This brotherhood may prove vital to yet another sector of science in the near future, that is, to drug discovery. Chemical biology is partly rooted in cell biology and pharmacology, and its repertoire of methods extents into small-molecule synthesis, determination of bioactivity, and identification and validation of small molecule cellular targets. If the small molecules employed in chemical biology research have druglike properties, and modulation of the activity of their cellular targets can be tied to a disease-modifying effect, the link to drug discovery is obvious. In fact, fully fledged chemical biology research programs have the potential to simultaneously produce novel insights into fundamental biological mechanisms, deliver new targets, and supply small-molecule modulators of target activity. Therefore, major challenges in drug discovery may inspire chemical biology research and by extension, organic synthesis endeavors. Conversely, the outcomes of a chemical biology investigation may fuel efforts in drug discovery.
The Third in the Band

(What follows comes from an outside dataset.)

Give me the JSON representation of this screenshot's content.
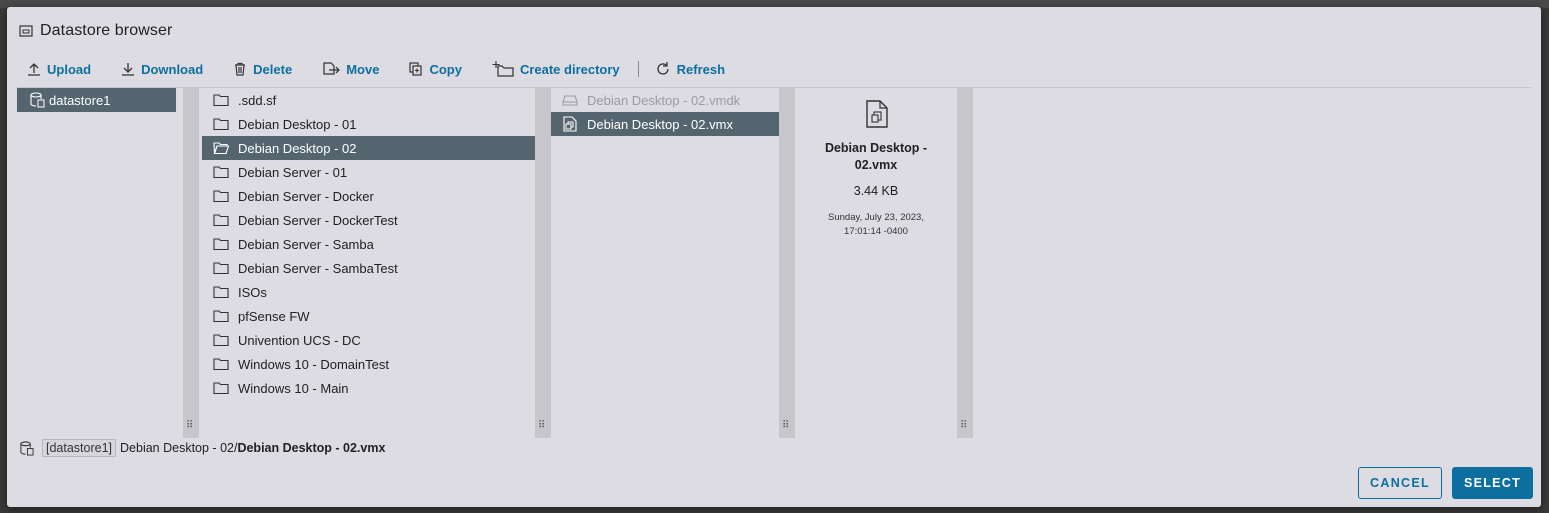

This alliance may prove instrumental as a key driver for future research in the pharmaceutical industry. Facing major challenges, pharmaceutical companies very recently have increased collaboration with academic institutions far beyond the occasional support of individual smaller projects (see, for example, reference 3). In so doing, the industry may be well advised to listen to its own opinion leaders. In June 2011, Mark Bunnage (Pfizer) wrote: “This change in model reflects the reality that the vast majority of the initial breakthroughs in target biology research occurs in the academic research environment. It is thus considered essential for pharmaceutical companies and their scientists to become better connected with the external research environment and develop a more extended network of partnerships and genuine collaborations with academia. … It is thus essential for medicinal chemists in industry to increase their awareness of chemical biology approaches and build these into their armamentarium to enable drug discovery.” —He is right!
A successful and seminal example of such a fruitful collaboration between academia and industry is the Chemical Genomics Centre (CGC) of the Max Planck Society (Max-Planck Gesellschaft, MPG). The CGC was established in 2005 as a joint initiative of the MPG, Merck KGaA, Schering AG, Bayer CropScience AG, and Organon B.V. Research in the CGC is focused on challenging unsolved problems in chemistry and biology of major relevance to drug discovery, such as stabilization of protein–protein interactions by small molecules and the development of allosteric kinase inhibitors. Both the companies and the MPG funded independent research groups that developed the basic science and transferred it to the companies. If appointment of the group leaders to professorships and integration of the developed technologies into the internal project pipelines of the companies are accepted as stringent criteria for measuring success from both the academic and the industrial point of view, then the establishment of the CGC was a major success.
Accordingly, after the first funding period of the CGC (2005–2010) the MPG and Merck KGaA, AstraZeneca AB, Boehringer Ingelheim Pharma GmbH & Co. KG, Bayer Pharma AG, and Bayer CropScience AG have established “CGC II”, and the first research group leaders have been appointed very recently.
The success of the CGC and related initiatives suggests that it may be more than advisable to those engaged in drug discovery to take the final verses of Schiller’s poem “The Hostage” to heart (translation by Scott Horton):5He gazed upon them long in amazement, And then spoke: “You have succeeded, You have turned my heart, In truth, fidelity is no idle delusion, So accept me also as your friend, I would be—grant me this request— The third in your band!”